**Problem statement**.
Reproduce all records verbatim.

Top of Information shown

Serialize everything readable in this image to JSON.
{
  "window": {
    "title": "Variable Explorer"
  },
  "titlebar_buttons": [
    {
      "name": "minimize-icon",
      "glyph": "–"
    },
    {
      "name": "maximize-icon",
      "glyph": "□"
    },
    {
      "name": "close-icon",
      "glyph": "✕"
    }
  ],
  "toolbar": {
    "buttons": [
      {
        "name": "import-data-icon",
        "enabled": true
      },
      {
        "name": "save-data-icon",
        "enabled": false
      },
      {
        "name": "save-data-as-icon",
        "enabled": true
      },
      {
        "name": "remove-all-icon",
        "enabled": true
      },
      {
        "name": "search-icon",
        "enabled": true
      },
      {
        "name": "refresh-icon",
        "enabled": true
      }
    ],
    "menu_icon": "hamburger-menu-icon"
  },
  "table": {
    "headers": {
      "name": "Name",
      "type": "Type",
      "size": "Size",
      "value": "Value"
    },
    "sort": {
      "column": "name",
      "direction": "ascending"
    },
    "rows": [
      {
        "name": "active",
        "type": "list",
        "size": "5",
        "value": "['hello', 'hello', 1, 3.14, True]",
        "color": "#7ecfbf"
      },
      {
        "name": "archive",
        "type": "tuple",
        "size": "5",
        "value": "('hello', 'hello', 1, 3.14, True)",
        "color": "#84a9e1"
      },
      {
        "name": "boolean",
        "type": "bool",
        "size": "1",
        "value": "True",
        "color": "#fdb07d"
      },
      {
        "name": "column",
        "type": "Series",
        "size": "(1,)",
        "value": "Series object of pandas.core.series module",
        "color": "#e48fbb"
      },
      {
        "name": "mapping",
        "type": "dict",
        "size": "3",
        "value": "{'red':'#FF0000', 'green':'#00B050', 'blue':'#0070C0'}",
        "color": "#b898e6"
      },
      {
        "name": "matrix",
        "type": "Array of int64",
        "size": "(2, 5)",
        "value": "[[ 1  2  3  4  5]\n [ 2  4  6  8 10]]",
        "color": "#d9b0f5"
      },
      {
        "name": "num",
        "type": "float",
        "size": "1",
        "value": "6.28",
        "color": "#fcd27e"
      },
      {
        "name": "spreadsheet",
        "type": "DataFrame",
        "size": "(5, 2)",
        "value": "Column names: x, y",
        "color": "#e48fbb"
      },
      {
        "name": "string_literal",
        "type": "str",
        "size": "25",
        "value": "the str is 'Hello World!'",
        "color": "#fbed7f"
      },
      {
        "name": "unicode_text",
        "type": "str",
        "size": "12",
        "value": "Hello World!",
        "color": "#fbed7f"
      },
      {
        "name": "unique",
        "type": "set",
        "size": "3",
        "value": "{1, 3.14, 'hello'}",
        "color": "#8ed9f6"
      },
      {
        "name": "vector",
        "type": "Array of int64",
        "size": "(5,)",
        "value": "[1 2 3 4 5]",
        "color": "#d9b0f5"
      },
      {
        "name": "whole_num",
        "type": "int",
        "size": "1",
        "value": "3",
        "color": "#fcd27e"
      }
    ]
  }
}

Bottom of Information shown

**Answer to this problem**.
Serialize everything readable in this image to JSON.
{
  "window": {
    "title": "Variable Explorer"
  },
  "titlebar_buttons": [
    {
      "name": "minimize-icon",
      "glyph": "–"
    },
    {
      "name": "maximize-icon",
      "glyph": "□"
    },
    {
      "name": "close-icon",
      "glyph": "✕"
    }
  ],
  "toolbar": {
    "buttons": [
      {
        "name": "import-data-icon",
        "enabled": true
      },
      {
        "name": "save-data-icon",
        "enabled": false
      },
      {
        "name": "save-data-as-icon",
        "enabled": true
      },
      {
        "name": "remove-all-icon",
        "enabled": true
      },
      {
        "name": "search-icon",
        "enabled": true
      },
      {
        "name": "refresh-icon",
        "enabled": true
      }
    ],
    "menu_icon": "hamburger-menu-icon"
  },
  "table": {
    "headers": {
      "name": "Name",
      "type": "Type",
      "size": "Size",
      "value": "Value"
    },
    "sort": {
      "column": "name",
      "direction": "ascending"
    },
    "rows": [
      {
        "name": "active",
        "type": "list",
        "size": "5",
        "value": "['hello', 'hello', 1, 3.14, True]",
        "color": "#7ecfbf"
      },
      {
        "name": "archive",
        "type": "tuple",
        "size": "5",
        "value": "('hello', 'hello', 1, 3.14, True)",
        "color": "#84a9e1"
      },
      {
        "name": "boolean",
        "type": "bool",
        "size": "1",
        "value": "True",
        "color": "#fdb07d"
      },
      {
        "name": "column",
        "type": "Series",
        "size": "(1,)",
        "value": "Series object of pandas.core.series module",
        "color": "#e48fbb"
      },
      {
        "name": "mapping",
        "type": "dict",
        "size": "3",
        "value": "{'red':'#FF0000', 'green':'#00B050', 'blue':'#0070C0'}",
        "color": "#b898e6"
      },
      {
        "name": "matrix",
        "type": "Array of int64",
        "size": "(2, 5)",
        "value": "[[ 1  2  3  4  5]\n [ 2  4  6  8 10]]",
        "color": "#d9b0f5"
      },
      {
        "name": "num",
        "type": "float",
        "size": "1",
        "value": "6.28",
        "color": "#fcd27e"
      },
      {
        "name": "spreadsheet",
        "type": "DataFrame",
        "size": "(5, 2)",
        "value": "Column names: x, y",
        "color": "#e48fbb"
      },
      {
        "name": "string_literal",
        "type": "str",
        "size": "25",
        "value": "the str is 'Hello World!'",
        "color": "#fbed7f"
      },
      {
        "name": "unicode_text",
        "type": "str",
        "size": "12",
        "value": "Hello World!",
        "color": "#fbed7f"
      },
      {
        "name": "unique",
        "type": "set",
        "size": "3",
        "value": "{1, 3.14, 'hello'}",
        "color": "#8ed9f6"
      },
      {
        "name": "vector",
        "type": "Array of int64",
        "size": "(5,)",
        "value": "[1 2 3 4 5]",
        "color": "#d9b0f5"
      },
      {
        "name": "whole_num",
        "type": "int",
        "size": "1",
        "value": "3",
        "color": "#fcd27e"
      }
    ]
  }
}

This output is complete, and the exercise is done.